(c) Examiner.com / Carroll Conklin (08/Sep/2009)

Appreciating Alfred Hitchcock: His 7 essential films

Few Hollywood directors become more famous than their films. Alfred Hitchcock was well known as a film director, but he earned celebrity status thanks mostly to his television series, Alfred Hitchcock Presents.

Many of his films have become famous in their own right. Psycho and The Birds have remained enduring pop culture landmarks, movies whose impact persists even four decades after their premieres. Films like Foreign Correspondent and Vertigo have grown in critical stature over the years, as well as constantly expanding their audience of admirers as new generations discover Hitchcock’s mastery.

Early on, when he was directing films in England, Hitchcock aligned his professional “brand” with suspense. It’s what he did well, and he knew it.

But he also understood human foibles and motivations, and he leveraged that understanding in how he built his stories and how he manipulated his audience. That’s why his films still work. It’s why we can watch a Hitchcock “suspense” film again and again and be drawn into the story, even though we have repeatedly seen how things are going to turn out. It’s not the events of the plot that fascinate us, but how his characters respond to those events … because those characters are always us.

Here are Hitchcock’s seven “gotta see” films.

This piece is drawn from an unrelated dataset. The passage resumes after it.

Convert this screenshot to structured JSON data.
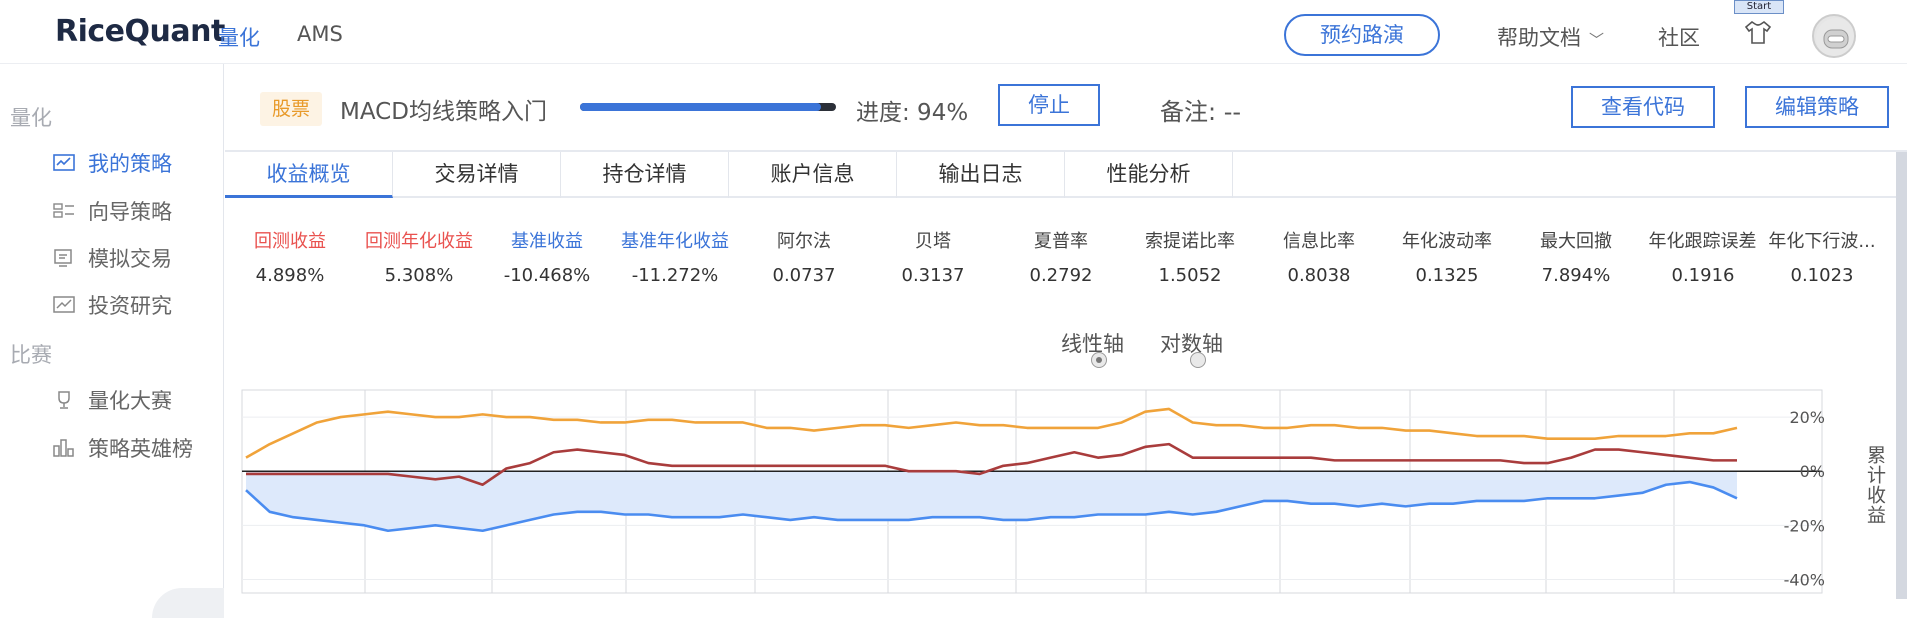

If not his seven best, they are seven films that show us what Hitchcock did best: manipulate us gladly.

  1. Psycho (1960)
    The famous shower scene adds new meaning to the idea of invasion of privacy. Not many 50-year-old films hold up as well as this one has.
  2. North by Northwest (1959)
    Cary Grant is superb as the archetypal Hitchcock hero: the innocent man thrust into the wrong place at the wrong time who finds in himself extraordinary strength and ingenuity to overcome the bad guys. How do you survive an attack by a crop duster? Just ask Hitch ... and Cary.
  3. The Birds (1963)
    Mother Nature wreaks havoc on a sleepy California fishing town ... without warning or explanation. Irresistibly creepy. So many birds, so much anger.
  4. Vertigo (1958)
    This time, another everyman hero (played by James Stewart), finding himself caught in another web of deceit and danger, relies on haunted sexual obsession to reveal the truth. No wonder critics 50 years ago were perplexed with Hitchcock’s most complex and, ultimately, intense drama. And why is it that when you find a woman as beautiful as Kim Novak, she has to come with so much psychological baggage?
  5. The 39 Steps (1935)
    Still the most entertaining of Hitchcock’s pre-Hollywood films, The 39 Steps is perfectly cast (with delightful chemistry between Robert Donat and Madeleine Carroll) and almost perfectly paced. A roller coaster ride that’s engrossing throughout.
  6. Rebecca (1940)
    Far from a perfect film, but the supporting actors (most notably, Judith Anderson, George Sanders, C. Aubrey Smith, Reginald Denny and Leo G. Carroll) make this mystery about the first Mrs. DeWinter a delight to watch ... and re-watch. Oh, by the way, Laurence Olivier and Joan Fontaine, in the lead roles, are pretty good, too.
  7. To Catch a Thief (1955)
    Cary Grant, Grace Kelly and Monaco all look marvelous. This story of a framed cat burglar almost doesn’t deserve to be believed, but Hitchcock and his cast (plus Robert Burks’ Oscar-winning cinematography) pull it off.

Did you know...
that Jessie Royce Landis appeared in two Hitchcock films during her career, both of which are on this list? She played Cary Grant’s mother in North by Northwest, and was Grant’s future mother-in-law in To Catch a Thief. She also made one guest appearance on Alfred Hitchcock Presents.